Saint Etienne’s ninth record, Home Counties, comes with a number of stickers on the front. One of them reads, “skilled musicians with over 25 years experience”. It’s a typically endearing move from one of the UK’s best and most charming groups. Over that time, Saint Etienne have released records with different themes and musical influences but all have shared similar aesthetics. Home Counties features familiar ingredients. There’s warm songwriting, lush melodies, references to British culture and a sense of humour. The familiarity and mastery of their craft doesn’t dilute the joy of their new release.
Words & Music, from 2012, was a love letter to pop music that aptly featured some of the poppiest songs of their career. The most immediate difference in Home Counties is the lack of big pop songs like ‘Tonight’ and ‘I’ve Got Your Music’. There are upbeat moments here but they’re more subtle. There’s the light 70s disco of ‘Dive’ and the gentle Motown of ‘Underneath The Apple Tree’. ‘Out Of My Mind’ has a touch of Pet Shop Boys at their most understated. Although it doesn’t hit the big pop highs of their recent past, ‘Magpie Eyes’ makes sense as the first single. It has a hypnotic chorus and motoric bass.
Musically, Home Counties is a companion piece to 1998’s Good Humor. The use of live instrumentation gives the songs a similar organic feel. ‘Take It All’ has a Serge Gainsbourg-inspired bass line that would fit well on there. ‘Unopened Fan Mail’’ has 60s baroque pop affectations you could find on ‘Goodnight Jack’ or ‘Postman’. There are also hints of 2000’s Sound of Water, especially on some of the interludes and the dreamy, ‘Whyteleafe’. Home Counties is a more satisfying and consistent listen than both those releases.
There may be echoes of their previous work throughout Home Counties but they haven’t lost their spontaneous spirit. The eerie atmospherics of ‘Heather’ is unlike anything in their catalogue. Sarah Cracknell sings the mysterious lines, “Heather was a girl who once questioned her life, she comes and she goes like the warmth in the daylight” over the album’s most dramatic melody. ‘Sweet Arcadia’ works as the third part of a trilogy of spoken word songs that includes ‘Teenage Winter’ and ‘Over The Border’ (the emotional highpoints of their last two releases). Halfway through it morphs into a dark ambient epic. ‘Breakneck Hill’ is an instrumental that has more in common with Twin Peaks than the group’s earlier instrumentals. Overall, this is one of their most varied and balanced releases.
Sarah Cracknell’s rich voice has always characterised Saint Etienne’s sound. She excels on Home Counties. Her delicate voice lends itself well to the wistful nature of ‘Something New’ as it did on ‘Side Streets’. Her vocals are so breathy and gorgeous on ‘After Hebden’ that it could be on Tiger Bay. As with some of the band’s finest work, the songs are often underpinned by melancholy.

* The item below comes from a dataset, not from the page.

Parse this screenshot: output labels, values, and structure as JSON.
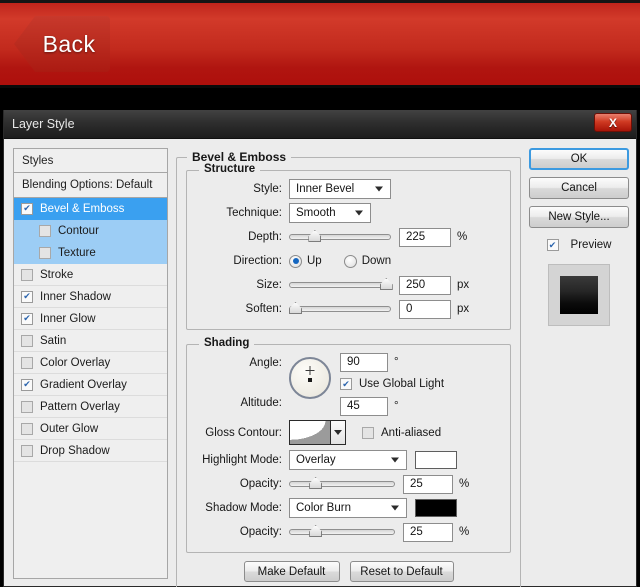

It’s most noticeable on the highlight, ‘What Kind Of World’ as Cracknell bluntly sings, “let’s find another country, let’s find a better one”.
Just like Tales From Turnpike House and Words & Music, Home Counties arrives as spring is turning into summer. And it’s perfect timing — they invite you into a world that can best be enjoyed lying back while the sun is shining and the heat is rising. Home Counties isn’t as instant their last two records, but it’s an equally rewarding listen. It makes you hope these skilled musicians continue making records this beautiful for another 25 years.